When last they met in February, General Conference President Ted Wilson suggested to the North American Division officers and its union conference presidents that they propose a way forward on women’s ordination, given their ongoing disagreement over the issue. The General Conference maintains that the two unions in the NAD whose constituencies have voted to ordain women are out of compliance with the General Conference, because of votes taken during General Conference sessions. The unions counter that the votes did not alter the General Conference Working Policy that designates them as the level of the church tasked with handling ordination.
North American Division President Dan Jackson prepared a letter outlining a possible way forward, after recent dialog with the NAD officers and union conference presidents, that was voted and the letter was sent to Elder Wilson.
Because there is ongoing conversation with the General Conference about the letter, it has not been officially released, according to Dan Weber, communication director for the North American Division.
However, other people who have reviewed the document say that it acknowledges that for many NAD church members women’s ordination is an important matter of conscience. But the letter also accepts that the unions are out of policy and then goes so far as to suggest possible punitive actions against the unions that the NAD might be willing to accept. Until/unless the votes taken by the two union constituencies are reversed, the letter suggests:
1. The General Conference Executive Committee members (specifically the presidents) from the CUC and PUC would not serve in leadership roles on GC subcommittees, although they would still retain voice and vote on those subcommittees and in the Executive Committee.
2. The ordinations of women from the two unions would not be recognized outside of the CUC and PUC.

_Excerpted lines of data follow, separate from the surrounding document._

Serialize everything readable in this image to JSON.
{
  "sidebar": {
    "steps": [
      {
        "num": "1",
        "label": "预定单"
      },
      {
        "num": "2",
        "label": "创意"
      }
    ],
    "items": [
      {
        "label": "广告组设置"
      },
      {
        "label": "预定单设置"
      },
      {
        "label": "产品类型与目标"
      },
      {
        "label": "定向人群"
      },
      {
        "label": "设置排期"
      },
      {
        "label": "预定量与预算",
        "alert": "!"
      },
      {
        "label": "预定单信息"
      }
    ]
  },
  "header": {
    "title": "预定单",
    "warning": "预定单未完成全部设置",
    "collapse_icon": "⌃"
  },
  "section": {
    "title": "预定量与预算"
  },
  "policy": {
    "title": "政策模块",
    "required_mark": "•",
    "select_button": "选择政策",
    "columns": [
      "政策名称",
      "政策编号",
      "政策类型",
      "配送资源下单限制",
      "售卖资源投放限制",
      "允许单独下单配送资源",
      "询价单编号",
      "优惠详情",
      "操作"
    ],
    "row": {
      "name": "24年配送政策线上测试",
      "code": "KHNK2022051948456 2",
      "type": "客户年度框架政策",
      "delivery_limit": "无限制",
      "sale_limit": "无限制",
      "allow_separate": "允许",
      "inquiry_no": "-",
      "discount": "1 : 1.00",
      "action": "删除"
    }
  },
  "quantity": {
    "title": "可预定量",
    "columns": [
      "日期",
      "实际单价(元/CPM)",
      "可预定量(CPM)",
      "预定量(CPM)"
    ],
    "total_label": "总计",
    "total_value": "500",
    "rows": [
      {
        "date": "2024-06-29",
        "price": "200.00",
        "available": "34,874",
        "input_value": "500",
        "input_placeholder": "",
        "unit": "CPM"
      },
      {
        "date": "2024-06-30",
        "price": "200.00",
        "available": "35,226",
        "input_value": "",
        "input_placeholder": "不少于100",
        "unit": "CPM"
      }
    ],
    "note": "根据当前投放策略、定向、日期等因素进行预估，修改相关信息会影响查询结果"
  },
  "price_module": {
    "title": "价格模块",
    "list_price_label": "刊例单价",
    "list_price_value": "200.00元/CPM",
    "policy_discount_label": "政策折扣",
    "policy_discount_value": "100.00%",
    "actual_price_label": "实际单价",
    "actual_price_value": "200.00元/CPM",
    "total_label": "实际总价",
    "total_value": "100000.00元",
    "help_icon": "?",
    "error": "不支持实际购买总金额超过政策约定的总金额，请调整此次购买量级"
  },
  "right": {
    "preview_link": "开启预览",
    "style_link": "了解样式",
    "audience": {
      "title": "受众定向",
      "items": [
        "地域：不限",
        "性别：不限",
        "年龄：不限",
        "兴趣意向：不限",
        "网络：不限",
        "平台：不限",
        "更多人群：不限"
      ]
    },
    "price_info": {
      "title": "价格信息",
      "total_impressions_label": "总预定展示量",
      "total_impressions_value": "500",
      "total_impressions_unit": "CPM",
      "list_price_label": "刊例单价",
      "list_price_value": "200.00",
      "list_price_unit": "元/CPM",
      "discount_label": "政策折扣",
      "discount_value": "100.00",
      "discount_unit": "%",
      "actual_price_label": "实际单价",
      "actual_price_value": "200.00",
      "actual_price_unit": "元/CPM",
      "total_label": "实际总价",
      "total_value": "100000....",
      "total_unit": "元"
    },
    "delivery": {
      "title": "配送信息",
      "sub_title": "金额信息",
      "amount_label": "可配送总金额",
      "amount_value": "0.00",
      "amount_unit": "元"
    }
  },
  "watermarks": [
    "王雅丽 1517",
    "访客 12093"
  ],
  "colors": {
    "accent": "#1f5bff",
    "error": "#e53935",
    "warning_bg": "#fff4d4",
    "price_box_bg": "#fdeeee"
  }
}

3. As part of their core auditing of conferences and unions, General Conference Auditing Services (GCAS) would check for policy compliance on women’s ordination.
One possible reason these actions are included in the letter, might be because one of the General Conference participants in the February conversation reportedly said that the way forward needed to include some “painful” elements. Those who have read the letter, say that it does request that in lieu of any of these punishments there be the spirit of “godly forbearance.”
For NAD church members, the letter prompts a number of questions. Are these three modest proposals simply symbolic acquiescence by the NAD to the General Conference? Or, does the letter sell out the unions by agreeing that they are out of compliance with policy and give away the stand that the two union constituencies voted? Other questions generated by the letter might begin with whether or not any of the conferences that have ordained women were consulted? Should the document have been presented to the entire North American Division Committee, as were some earlier documents about women’s ordination in years past? How will this letter affect the conversation that the union conferences have set up for June in London? But, most significantly, will the letter be received by Elder Wilson and the General Conference with the “spirit of godly forbearance”?
Bonnie Dwyer is Editor of Spectrum.
If you respond to this article, please:
Make sure your comments are germane to the topic; be concise in your reply; demonstrate respect for people and ideas whether you agree or disagree with them; and limit yourself to one comment per article, unless the author of the article directly engages you in further conversation. Comments that meet these criteria are welcome on the Spectrum Website. Comments that fail to meet these criteria will be removed.
This is a companion discussion topic for the original entry at http://spectrummagazine.org/node/7953